After being escorted inside, Rosalind led Bianca and her sisters into the parlor to take tea while they waited for their belongings to be brought in and unpacked. It was odd having servants do so much for her and Bianca wasn’t certain if it was something she could become accustomed to. At home, each of the children did their part at the vicarage: preparing meals, tending the garden, cleaning the house, doing the laundry and anything that was required. The only staff employed was a housekeeper and cook. However, the tasks required for a family as large of theirs was too much for the two servants and the girls learned at an early age how to many of the household chores. If she were at home, she would probably be helping prepare luncheon right now. Instead, she was taking tea with her sisters while a servant unpacked their trunks.
“The first thing we must do is visit a modiste.”
“It is lovely how your husband likes to keep you in fine dresses.” Perdita smiled. “I can’t wait to see how you look when turned out for a ball.”
None of them had beautiful gowns growing up, nor did they need them. Bianca had always been happy with her serviceable wardrobe and one nice Sunday dress.
“It’s for you too,” Rosalind insisted.
“We don’t have the funds,” Isabella reminded her.
“That is not a concern,” she dismissed her sister’s comment away with a wave of her hand. “Noah has offered and I’m not about to turn him down. Penelope and Patience shall be arriving in a few days and we shall all go shopping together.” Penelope and Patience were two of Felding’s younger sisters. Neither had married much to his irritation.
“What did I offer?” Felding asked as he came through the door, carrying newssheets.
“To help outfit Bianca, Isabella and Perdita for the Season.”
“I’m happy to do so.” He took a seat beside his wife while she poured him a cup of tea.
“It is not necessary,” Bianca insisted. She already owed her aunt and uncle so much. She did not wish to owe her brother-in-law as well. Besides, it was a waste when she had no intention of wearing the fine dresses.
“My wife would like the three of you to participate in the Season. It would make her happy.” He turned and smiled lovingly at Rosalind. “And, as her happiness is my only concern, you shall be dressed for all imaginable occasions.”

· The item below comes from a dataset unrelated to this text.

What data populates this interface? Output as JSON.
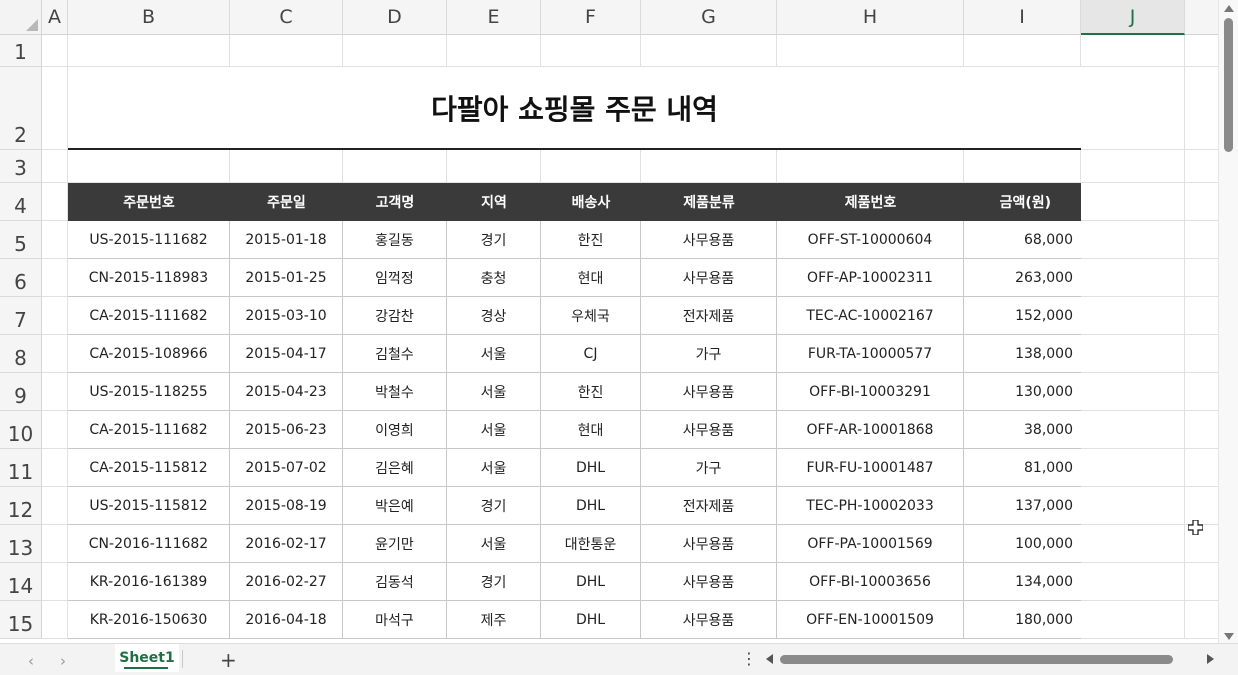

Since Bianca couldn’t argue with Felding under his own roof, she fully intended to argue with her sister later. If that didn’t work, she’d simply refuse to be fitted. That should put a halt to all of Rosalind’s plans.

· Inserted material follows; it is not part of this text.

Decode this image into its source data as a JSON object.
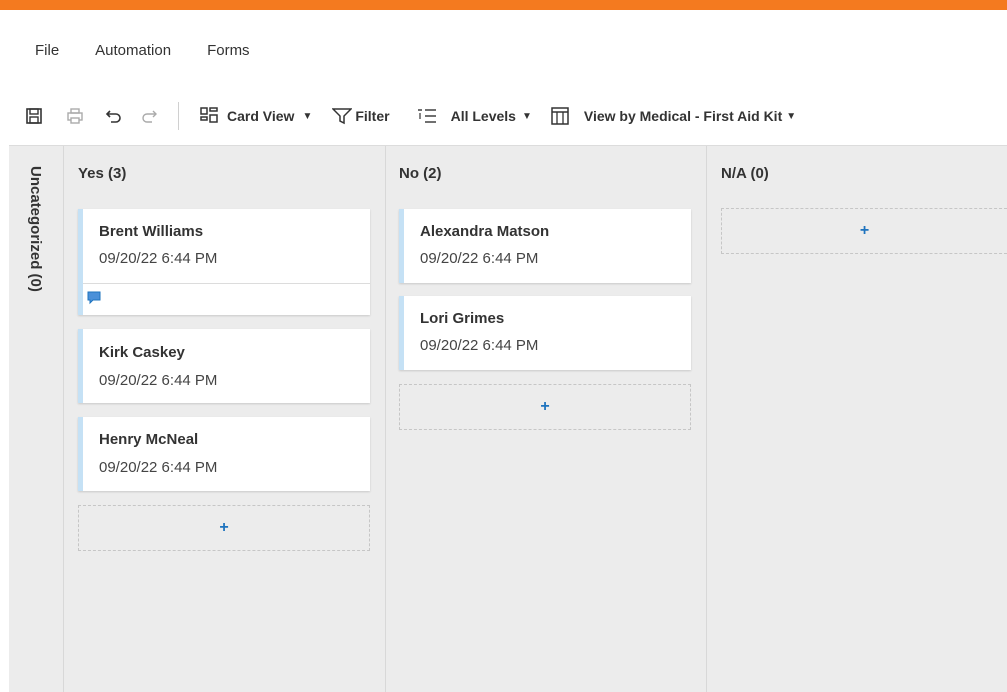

“Is there anything interesting in the newssheets?” Rosalind asked.
“I haven’t begun to read them yet.” He took the top newssheet and put the rest on the table. “Enjoy, ladies, I’m certain there is something about fashion, or perhaps gossip, that you will find of interest.”
None of them had ever enjoyed gossip. She and her sisters were of the opinion that if they didn’t gossip about others, hopefully others would not gossip about them. Heaven knew they had enough secrets that they didn’t want discovered.
“Well, that’s interesting?” Felding said before taking a sip of his tea.
“What?” Rosalind asked her husband with interest.
“A school chum, who I haven’t seen in years, has inherited.” Felding paused and looked up. “I had forgotten that his uncle died last summer and his cousin a few months ago. Mark wasn’t ever to have gained the title.”
“I thought it was the women who were interested in the gossip?” Rosalind teased.
Felding lowered the newssheet just enough to see his eyes, which he narrowed on his wife.
“Which title would that be?” Rosalind asked.
“The Duke of Roxburg.”
Bianca choked on her tea. Felding had a friend that was a duke and just called him by his first name. Her brother-in-law had loftier connections than she ever imagined. And, all the more reason she must find a position. Felding certainly would never consider introducing her to a duke, would he? That would be beyond the pale.
Instead of saying anything, however, Bianca picked up one of the newssheets. She skipped over fashion and other titillating tales and went right to the advertisements. She was beginning to become discouraged until she read the last newssheet and her heart began to pound when she found a position that was perfect for her.